Park Creek kindergarten teacher Yormary Dickinson was one of 166 people to become a citizen at a naturalization ceremony in August. But when she returned to Dalton as a new citizen of the United States, the focus was all on her.
- Park Creek Principal Phil Jones congratulates teacher Yormary Dickinson on becoming a United States citizen.
The school surprised Dickinson with a celebration of her citizenship when she returned to work. The entire school gathered in the gym to learn about what it means to be a citizen.
“They had the flag right in the middle of the gym, and our principal started talking about what it means to pledge allegiance to the flag,” Dickinson said, remembering the event. “He said that some people are residents and some people are citizens.”
Park Creek Principal Phil Jones said this event was an important way to both honor Dickinson and educate students about their country and about democracy.
“It’s a lesson in the democratic process and democracy itself for our children,” Jones said. “It was important to model for our children the democratic process.
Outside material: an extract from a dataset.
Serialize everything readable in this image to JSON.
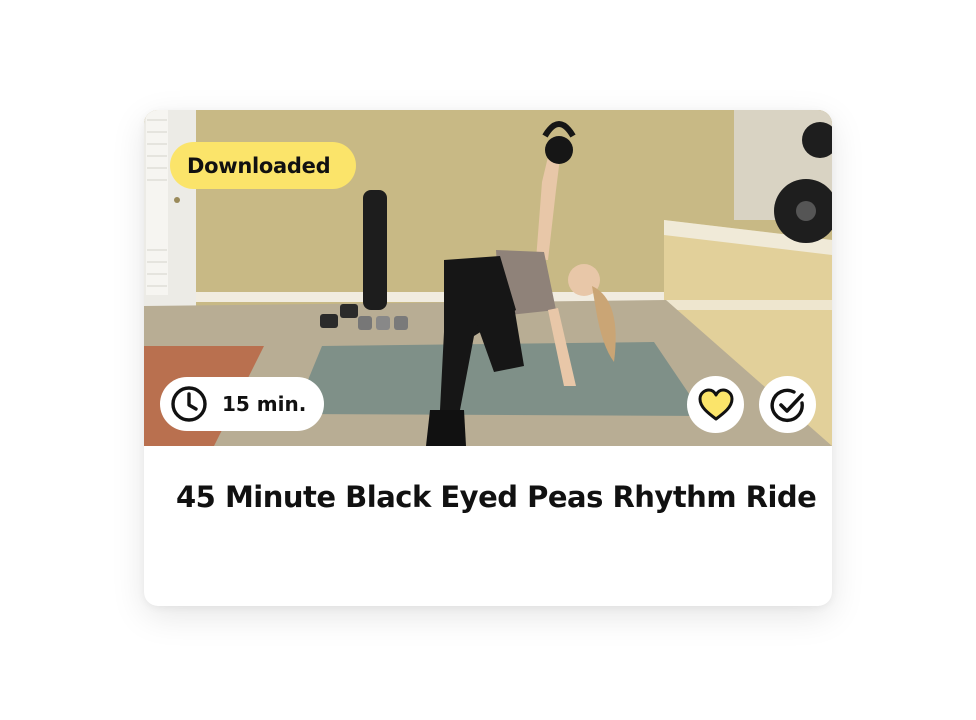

The citizenship process sends a very, very strong message of what our country is all about.”
The celebration ended with Dickinson leading the group in the pledge of allegiance. She was also presented with Park Creek’s American flag — the flag that has flown over the school since the day it was built.
“It meant a lot to me that all of the kids that I’ve taught were there. It wasn’t just my class that I have right now,” Dickinson said. “This is my eighth year teaching, so all of my kids were there. And now, they see me in the hallway and they know about that event.”
Dickinson came to the United States from Colombia when she was 17 years old. She began studying at Southern Adventist University on a student visa and later attained residency status in the states. After five years as a resident, she was allowed to apply for citizenship — a process that required a lot of paperwork, an interview and a test.
Jones said he is excited to have Dickinson as a resource for parents and students at his school who may want to pursue the citizenship process.
And Dickinson said students and teachers already ask her about her experience. She cherishes the opportunity to share her story and encourage others to learn more about their country and the possibly of pursuing citizenship themselves.
“I like to talk to the parents, kids and teachers about it,” Dickinson said. “I feel that now that I’ve gone through the process, I can tell them about it and encourage them.”
— MIMI ENSLEY, Dalton Public Schools contributor